With its tablet-like controller, the Wii U is a seriously weird piece of kit. But, yet again, once you get your hands on it, a multitude of new gaming experiences tumble out of it. And the machine will have more hardcore appeal, too.
The Japanese gaming giant showed a prototype of the new console, dubbed the Wii U, at the E3 game conference here. It expects to ship the product sometime between April 1 and the end of 2012.
Although Nintendo was coy on many features, the company said the console will offer high-definition graphics—one area in which the Wii has come to look increasingly deficient compared with more powerful systems like Microsoft Corp.'s Xbox 360 and Sony Corp.'s PlayStation 3.
Nintendo's new controller is likely to attract the most attention, emulating the touchscreen technology Apple Inc. popularized with its hit iPhones and iPads. Such devices have come to compete more seriously as game devices with products from Nintendo and other console makers.
The touchscreen on the Nintendo controller measures 6.2 inches–-roughly mid-way between the size of the iPhone and iPad displays—and is placed between more traditional game-control buttons. Inside the controller is an accelerometer, the same kind of orientation-sensing device that allows Wii controllers to respond to users' motions.
The company showed only early game concepts intended to illustrate the Wii U's potential. In one demonstration of a chase game played with five people, one player raced around a maze staring at an aerial map only visible to them on the touchscreen. Without the advantage of the map, the other four players stared at the television, trying to ferret out the location of the fifth player by roaming the maze using traditional Wii controllers and shouting to each other whenever he was sighted.
Another demonstration of a concept called "shield pose" allows a player to use the new controller to block a projectile shot at them by an opponent—in this case, a pirate firing suction cups.
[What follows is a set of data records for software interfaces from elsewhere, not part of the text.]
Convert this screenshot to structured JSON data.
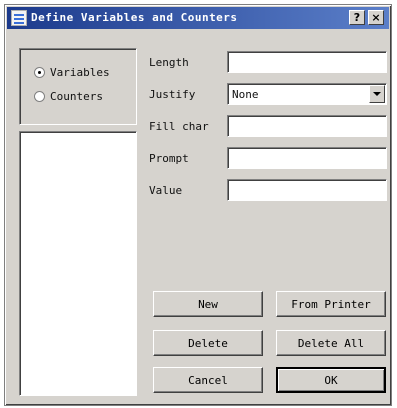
{
  "window": {
    "title": "Define Variables and Counters",
    "help_button": "?",
    "close_button": "×"
  },
  "mode": {
    "options": [
      {
        "label": "Variables",
        "selected": true
      },
      {
        "label": "Counters",
        "selected": false
      }
    ]
  },
  "form": {
    "length_label": "Length",
    "length_value": "",
    "justify_label": "Justify",
    "justify_value": "None",
    "fill_char_label": "Fill char",
    "fill_char_value": "",
    "prompt_label": "Prompt",
    "prompt_value": "",
    "value_label": "Value",
    "value_value": ""
  },
  "buttons": {
    "new": "New",
    "from_printer": "From Printer",
    "delete": "Delete",
    "delete_all": "Delete All",
    "cancel": "Cancel",
    "ok": "OK"
  }
}
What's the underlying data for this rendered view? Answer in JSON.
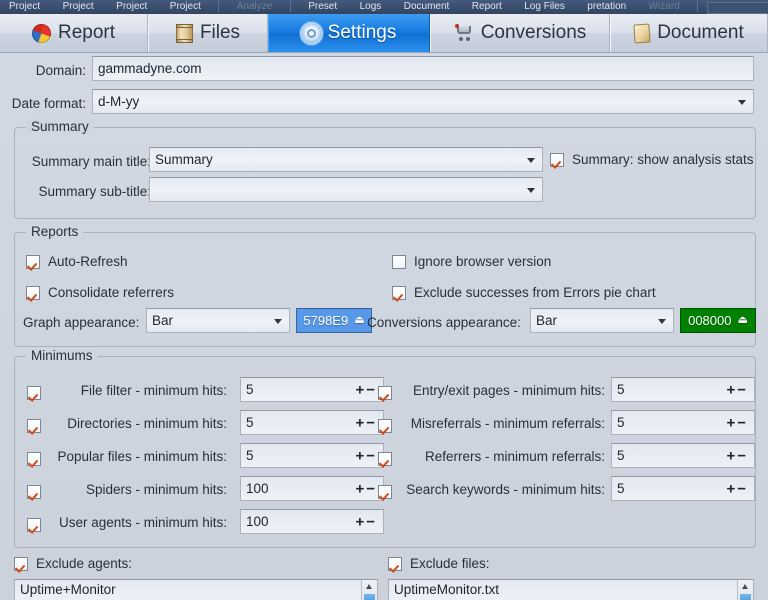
{
  "menu": {
    "items": [
      {
        "label": "Project",
        "faded": false
      },
      {
        "label": "Project",
        "faded": false
      },
      {
        "label": "Project",
        "faded": false
      },
      {
        "label": "Project",
        "faded": false
      },
      {
        "label": "Analyze",
        "faded": true
      },
      {
        "label": "Preset",
        "faded": false
      },
      {
        "label": "Logs",
        "faded": false
      },
      {
        "label": "Document",
        "faded": false
      },
      {
        "label": "Report",
        "faded": false
      },
      {
        "label": "Log Files",
        "faded": false
      },
      {
        "label": "pretation",
        "faded": false
      },
      {
        "label": "Wizard",
        "faded": true
      }
    ]
  },
  "tabs": [
    {
      "label": "Report",
      "icon": "pie-chart-icon",
      "active": false
    },
    {
      "label": "Files",
      "icon": "scroll-icon",
      "active": false
    },
    {
      "label": "Settings",
      "icon": "gear-icon",
      "active": true
    },
    {
      "label": "Conversions",
      "icon": "shopping-cart-icon",
      "active": false
    },
    {
      "label": "Document",
      "icon": "document-icon",
      "active": false
    }
  ],
  "fields": {
    "domain_label": "Domain:",
    "domain_value": "gammadyne.com",
    "date_format_label": "Date format:",
    "date_format_value": "d-M-yy"
  },
  "summary": {
    "title": "Summary",
    "main_title_label": "Summary main title:",
    "main_title_value": "Summary",
    "sub_title_label": "Summary sub-title:",
    "sub_title_value": "",
    "show_stats_label": "Summary: show analysis stats",
    "show_stats_checked": true
  },
  "reports": {
    "title": "Reports",
    "checks": [
      {
        "label": "Auto-Refresh",
        "checked": true
      },
      {
        "label": "Ignore browser version",
        "checked": false
      },
      {
        "label": "Consolidate referrers",
        "checked": true
      },
      {
        "label": "Exclude successes from Errors pie chart",
        "checked": true
      }
    ],
    "graph_appearance_label": "Graph appearance:",
    "graph_appearance_value": "Bar",
    "graph_color_value": "5798E9",
    "graph_color_hex": "#5798E9",
    "conversions_appearance_label": "Conversions appearance:",
    "conversions_appearance_value": "Bar",
    "conversions_color_value": "008000",
    "conversions_color_hex": "#008000"
  },
  "minimums": {
    "title": "Minimums",
    "left": [
      {
        "label": "File filter - minimum hits:",
        "value": "5",
        "checked": true
      },
      {
        "label": "Directories - minimum hits:",
        "value": "5",
        "checked": true
      },
      {
        "label": "Popular files - minimum hits:",
        "value": "5",
        "checked": true
      },
      {
        "label": "Spiders - minimum hits:",
        "value": "100",
        "checked": true
      },
      {
        "label": "User agents - minimum hits:",
        "value": "100",
        "checked": true
      }
    ],
    "right": [
      {
        "label": "Entry/exit pages - minimum hits:",
        "value": "5",
        "checked": true
      },
      {
        "label": "Misreferrals - minimum referrals:",
        "value": "5",
        "checked": true
      },
      {
        "label": "Referrers - minimum referrals:",
        "value": "5",
        "checked": true
      },
      {
        "label": "Search keywords - minimum hits:",
        "value": "5",
        "checked": true
      }
    ],
    "plus": "+",
    "minus": "−"
  },
  "excludes": {
    "agents_label": "Exclude agents:",
    "agents_checked": true,
    "agents_value": "Uptime+Monitor",
    "files_label": "Exclude files:",
    "files_checked": true,
    "files_value": "UptimeMonitor.txt"
  }
}
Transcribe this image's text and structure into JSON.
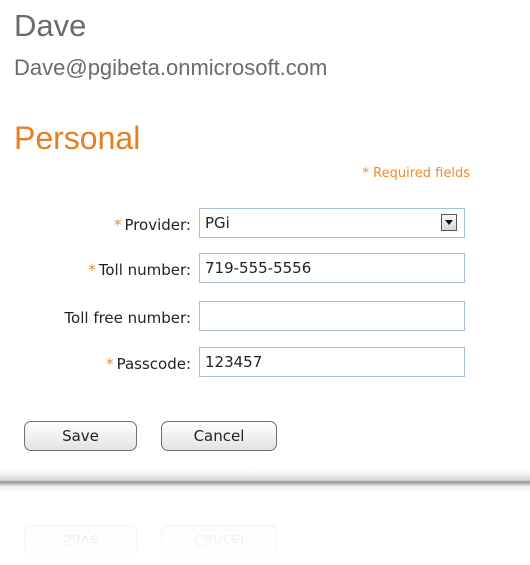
{
  "user": {
    "name": "Dave",
    "email": "Dave@pgibeta.onmicrosoft.com"
  },
  "section": {
    "title": "Personal",
    "required_note": "* Required fields"
  },
  "form": {
    "provider": {
      "label": "Provider:",
      "required": true,
      "value": "PGi"
    },
    "toll_number": {
      "label": "Toll number:",
      "required": true,
      "value": "719-555-5556"
    },
    "toll_free_number": {
      "label": "Toll free number:",
      "required": false,
      "value": ""
    },
    "passcode": {
      "label": "Passcode:",
      "required": true,
      "value": "123457"
    }
  },
  "actions": {
    "save_label": "Save",
    "cancel_label": "Cancel"
  },
  "colors": {
    "accent": "#e67e22",
    "required": "#f08a2c",
    "field_border": "#a7bcd6",
    "heading_gray": "#6b6b6b"
  },
  "icons": {
    "dropdown": "chevron-down-icon"
  }
}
The motion-sensing capabilities allowed players to pivot their bodies around a room hunting for an opponent, causing their perspective on the game to automatically shift on the controller's touchscreen.
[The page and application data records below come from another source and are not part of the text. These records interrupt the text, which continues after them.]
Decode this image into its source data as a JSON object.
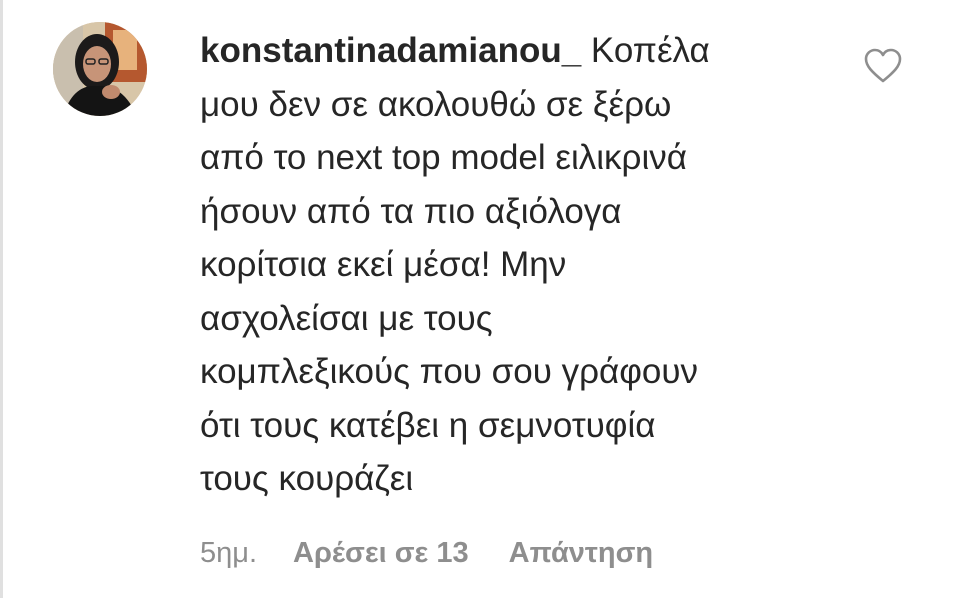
{
  "comment": {
    "username": "konstantinadamianou_",
    "text": "Κοπέλα\nμου δεν σε ακολουθώ σε ξέρω\nαπό το next top model ειλικρινά\nήσουν από τα πιο αξιόλογα\nκορίτσια εκεί μέσα! Μην\nασχολείσαι με τους\nκομπλεξικούς που σου γράφουν\nότι τους κατέβει η σεμνοτυφία\nτους κουράζει",
    "time": "5ημ.",
    "likes_label": "Αρέσει σε 13",
    "reply_label": "Απάντηση"
  },
  "icons": {
    "avatar": "profile-photo",
    "like": "heart-outline-icon"
  },
  "colors": {
    "text": "#262626",
    "muted": "#8e8e8e",
    "heart_stroke": "#8e8e8e"
  }
}
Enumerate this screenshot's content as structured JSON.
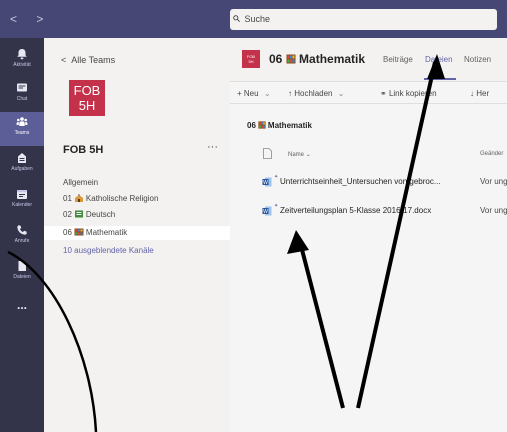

In an interview prior to the E3 presentation, Nintendo President Satoru Iwata conceded that "people probably won't understand right away" what can be done with the new controller, but he expects it stimulate game creators in new ways.
"This is going to be able to create what I call a new format or new structure of entertainment," Mr. Iwata said. "By taking advantage of this new structure of entertainment, great new ideas can be popped up by developers."
Yves Guillemot, CEO of French game maker Ubisoft Entertainment SA, believes the new console will help his developers strive to make innovative new games. "It will be a completely different experience," Mr. Guillemot said. "When you have a touchscreen there's a lot more that you can do,"
It's unclear yet whether the Wii U will possess one of the Wii's biggest advantages: its original $250 price tag, significantly lower than rival consoles when the Wii was introduced in November 2006. Mr. Iwata declined to say how much the new product will cost.
Nintendo's move shows how intensely the games industry has come to focus on innovations in game controllers, which are often criticized as overly-complex. The Wii controllers' motion-sensing capabilities shook up the business, but Microsoft and Sony have more recently introduced their own twists in motion game-playing with their Kinect and Move devices.
Mr. Iwata said Nintendo began looking seriously at touchscreens for its new product before iPad sales began to take off. Mr. Iwata said the new controller will also be well-suited for people who want to navigate through online libraries of movies and other forms of entertainment.
The Wii remains the top-selling home videogame system with 86 million units sold as of March 2011. But the Xbox 360 and PS3 have closed the gap on Nintendo, shipping more than 50 million units each.
After demand peaked in the fiscal year ended March 2009, Wii sales dropped 21% and 26% in the last two years—even as Nintendo cut the price of the game machine.
The PlayStation 3 and Xbox 360 pack costly processing power which enabled it to play complex games with high-definition graphics, while the Wii does not. When high-definition televisions became the industry norm in recent years, sales of the Wii began to suffer.